**Instructions to follow:** Every line of the records below that holds the word "java" should be copied out.

____________

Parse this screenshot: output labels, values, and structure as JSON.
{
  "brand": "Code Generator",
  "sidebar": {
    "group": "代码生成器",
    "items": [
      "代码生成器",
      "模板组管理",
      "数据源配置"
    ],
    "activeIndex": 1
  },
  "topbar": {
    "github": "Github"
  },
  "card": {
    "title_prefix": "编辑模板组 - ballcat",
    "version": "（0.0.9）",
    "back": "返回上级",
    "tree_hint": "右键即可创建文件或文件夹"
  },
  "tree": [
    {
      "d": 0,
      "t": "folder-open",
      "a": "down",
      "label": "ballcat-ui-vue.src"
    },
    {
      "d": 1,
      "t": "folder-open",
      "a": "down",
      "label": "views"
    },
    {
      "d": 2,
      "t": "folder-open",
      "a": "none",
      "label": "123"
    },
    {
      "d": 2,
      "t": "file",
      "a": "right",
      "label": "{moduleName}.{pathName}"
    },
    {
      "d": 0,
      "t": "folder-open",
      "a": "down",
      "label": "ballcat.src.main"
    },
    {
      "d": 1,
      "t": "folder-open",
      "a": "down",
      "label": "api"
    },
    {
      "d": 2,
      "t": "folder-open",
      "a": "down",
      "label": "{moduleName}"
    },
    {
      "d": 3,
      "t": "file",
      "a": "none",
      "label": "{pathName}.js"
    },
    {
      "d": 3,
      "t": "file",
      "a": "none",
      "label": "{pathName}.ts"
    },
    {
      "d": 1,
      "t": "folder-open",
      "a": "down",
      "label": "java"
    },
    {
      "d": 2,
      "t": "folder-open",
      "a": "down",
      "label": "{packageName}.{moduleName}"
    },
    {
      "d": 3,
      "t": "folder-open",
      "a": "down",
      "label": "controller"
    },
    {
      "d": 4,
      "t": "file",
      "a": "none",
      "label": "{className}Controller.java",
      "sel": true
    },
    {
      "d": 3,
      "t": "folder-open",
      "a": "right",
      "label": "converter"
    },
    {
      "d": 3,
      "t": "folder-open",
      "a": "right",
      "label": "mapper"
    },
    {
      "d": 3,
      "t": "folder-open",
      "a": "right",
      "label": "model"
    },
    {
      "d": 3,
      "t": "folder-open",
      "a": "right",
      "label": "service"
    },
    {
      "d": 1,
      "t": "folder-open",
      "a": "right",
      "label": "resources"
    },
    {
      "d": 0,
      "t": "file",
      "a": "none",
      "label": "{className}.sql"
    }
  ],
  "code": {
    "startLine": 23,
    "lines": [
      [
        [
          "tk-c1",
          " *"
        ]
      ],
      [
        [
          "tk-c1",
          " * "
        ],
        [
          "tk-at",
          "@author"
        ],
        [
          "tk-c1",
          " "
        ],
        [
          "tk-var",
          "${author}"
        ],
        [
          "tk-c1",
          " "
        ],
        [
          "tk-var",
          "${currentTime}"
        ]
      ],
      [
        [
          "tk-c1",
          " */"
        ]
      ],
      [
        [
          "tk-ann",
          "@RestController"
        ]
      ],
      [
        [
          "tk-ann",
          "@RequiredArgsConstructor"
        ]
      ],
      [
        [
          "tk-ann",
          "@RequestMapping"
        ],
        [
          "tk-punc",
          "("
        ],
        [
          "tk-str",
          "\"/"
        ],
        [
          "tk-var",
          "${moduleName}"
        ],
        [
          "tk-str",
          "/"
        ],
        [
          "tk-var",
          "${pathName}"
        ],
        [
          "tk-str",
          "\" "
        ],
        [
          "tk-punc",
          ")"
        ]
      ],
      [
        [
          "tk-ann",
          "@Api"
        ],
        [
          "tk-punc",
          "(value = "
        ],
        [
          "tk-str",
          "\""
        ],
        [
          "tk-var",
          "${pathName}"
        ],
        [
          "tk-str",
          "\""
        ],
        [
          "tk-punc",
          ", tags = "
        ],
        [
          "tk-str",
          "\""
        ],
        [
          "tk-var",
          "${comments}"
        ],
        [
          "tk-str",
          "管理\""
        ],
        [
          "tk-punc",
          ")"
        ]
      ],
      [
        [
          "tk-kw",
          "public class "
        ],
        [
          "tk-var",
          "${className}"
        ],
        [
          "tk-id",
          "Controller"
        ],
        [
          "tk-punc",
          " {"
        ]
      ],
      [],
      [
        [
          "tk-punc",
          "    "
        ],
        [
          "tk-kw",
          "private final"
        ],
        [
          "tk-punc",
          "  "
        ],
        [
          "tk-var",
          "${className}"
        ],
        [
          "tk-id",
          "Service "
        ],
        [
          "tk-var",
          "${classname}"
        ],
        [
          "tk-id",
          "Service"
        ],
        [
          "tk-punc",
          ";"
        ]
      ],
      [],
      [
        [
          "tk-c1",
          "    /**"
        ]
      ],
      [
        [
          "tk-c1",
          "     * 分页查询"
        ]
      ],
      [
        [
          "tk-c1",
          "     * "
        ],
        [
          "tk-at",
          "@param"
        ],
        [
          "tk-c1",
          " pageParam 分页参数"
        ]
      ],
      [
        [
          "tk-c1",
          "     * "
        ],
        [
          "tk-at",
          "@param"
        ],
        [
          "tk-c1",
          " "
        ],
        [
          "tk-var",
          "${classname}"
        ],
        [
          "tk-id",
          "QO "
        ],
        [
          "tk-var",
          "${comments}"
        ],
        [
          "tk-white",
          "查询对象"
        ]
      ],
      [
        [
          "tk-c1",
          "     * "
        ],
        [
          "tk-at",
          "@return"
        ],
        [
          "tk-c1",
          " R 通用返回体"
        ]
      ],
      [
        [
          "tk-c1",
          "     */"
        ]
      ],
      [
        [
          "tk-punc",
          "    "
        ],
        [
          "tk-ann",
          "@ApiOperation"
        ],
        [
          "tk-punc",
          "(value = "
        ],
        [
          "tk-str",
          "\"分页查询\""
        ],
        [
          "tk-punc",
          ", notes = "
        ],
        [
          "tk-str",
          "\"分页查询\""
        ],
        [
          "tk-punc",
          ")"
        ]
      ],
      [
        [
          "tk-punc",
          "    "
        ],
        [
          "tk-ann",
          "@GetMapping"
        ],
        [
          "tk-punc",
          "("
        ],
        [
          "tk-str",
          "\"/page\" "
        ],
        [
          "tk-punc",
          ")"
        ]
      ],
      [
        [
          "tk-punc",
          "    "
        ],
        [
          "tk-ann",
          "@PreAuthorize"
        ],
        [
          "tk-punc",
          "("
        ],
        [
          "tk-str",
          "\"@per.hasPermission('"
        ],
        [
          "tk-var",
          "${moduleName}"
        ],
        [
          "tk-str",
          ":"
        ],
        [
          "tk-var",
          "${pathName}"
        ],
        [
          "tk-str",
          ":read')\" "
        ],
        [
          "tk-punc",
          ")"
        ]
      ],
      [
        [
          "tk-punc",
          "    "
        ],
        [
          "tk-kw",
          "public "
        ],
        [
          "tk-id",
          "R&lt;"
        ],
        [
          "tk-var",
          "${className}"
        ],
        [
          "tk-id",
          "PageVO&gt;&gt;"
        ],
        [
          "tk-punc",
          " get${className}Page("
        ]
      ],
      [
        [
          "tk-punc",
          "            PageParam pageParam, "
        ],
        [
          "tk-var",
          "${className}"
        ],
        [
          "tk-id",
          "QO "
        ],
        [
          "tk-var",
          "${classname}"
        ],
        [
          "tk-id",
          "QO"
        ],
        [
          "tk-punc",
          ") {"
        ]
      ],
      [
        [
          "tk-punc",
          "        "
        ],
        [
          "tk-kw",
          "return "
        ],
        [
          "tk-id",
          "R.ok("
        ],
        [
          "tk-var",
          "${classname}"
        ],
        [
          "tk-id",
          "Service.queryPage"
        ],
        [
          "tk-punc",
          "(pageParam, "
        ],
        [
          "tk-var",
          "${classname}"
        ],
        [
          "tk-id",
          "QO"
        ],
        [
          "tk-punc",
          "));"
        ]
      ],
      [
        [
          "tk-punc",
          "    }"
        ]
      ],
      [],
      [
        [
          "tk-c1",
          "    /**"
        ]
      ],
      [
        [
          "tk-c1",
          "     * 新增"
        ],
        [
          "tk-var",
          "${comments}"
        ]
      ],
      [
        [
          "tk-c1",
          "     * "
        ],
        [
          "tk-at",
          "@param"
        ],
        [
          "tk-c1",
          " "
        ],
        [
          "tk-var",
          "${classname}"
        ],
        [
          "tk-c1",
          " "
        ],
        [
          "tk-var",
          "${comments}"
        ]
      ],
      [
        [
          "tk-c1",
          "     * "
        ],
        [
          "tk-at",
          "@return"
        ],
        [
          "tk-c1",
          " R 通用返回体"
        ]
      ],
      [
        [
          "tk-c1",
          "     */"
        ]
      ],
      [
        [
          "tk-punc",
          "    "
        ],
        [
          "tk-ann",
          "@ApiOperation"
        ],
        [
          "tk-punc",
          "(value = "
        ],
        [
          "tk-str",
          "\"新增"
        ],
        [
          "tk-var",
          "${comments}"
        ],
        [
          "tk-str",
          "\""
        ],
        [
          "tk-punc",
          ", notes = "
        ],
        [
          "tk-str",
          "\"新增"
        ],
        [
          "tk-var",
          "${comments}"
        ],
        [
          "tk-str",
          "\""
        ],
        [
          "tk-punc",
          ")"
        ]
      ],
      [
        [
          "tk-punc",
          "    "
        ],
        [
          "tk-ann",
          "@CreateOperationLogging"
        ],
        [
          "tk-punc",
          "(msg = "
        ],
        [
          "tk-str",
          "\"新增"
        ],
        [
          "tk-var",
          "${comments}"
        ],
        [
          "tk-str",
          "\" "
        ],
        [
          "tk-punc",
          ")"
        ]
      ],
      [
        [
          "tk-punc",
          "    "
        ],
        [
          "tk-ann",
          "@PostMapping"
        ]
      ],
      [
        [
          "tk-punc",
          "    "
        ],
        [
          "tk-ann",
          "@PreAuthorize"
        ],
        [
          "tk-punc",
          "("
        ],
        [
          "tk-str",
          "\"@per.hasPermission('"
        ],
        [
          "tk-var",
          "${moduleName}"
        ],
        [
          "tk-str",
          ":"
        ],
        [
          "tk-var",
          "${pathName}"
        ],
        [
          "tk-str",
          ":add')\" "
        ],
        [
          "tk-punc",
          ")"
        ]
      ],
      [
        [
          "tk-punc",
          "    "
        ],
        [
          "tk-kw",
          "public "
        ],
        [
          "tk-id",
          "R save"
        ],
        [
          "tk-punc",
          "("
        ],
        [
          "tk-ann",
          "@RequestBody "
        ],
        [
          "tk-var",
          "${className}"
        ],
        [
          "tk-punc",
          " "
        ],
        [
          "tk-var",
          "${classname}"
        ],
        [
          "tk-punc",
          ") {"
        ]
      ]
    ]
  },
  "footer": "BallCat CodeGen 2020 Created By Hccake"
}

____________

**Written response:**
      "label": "java"
      "label": "{className}Controller.java",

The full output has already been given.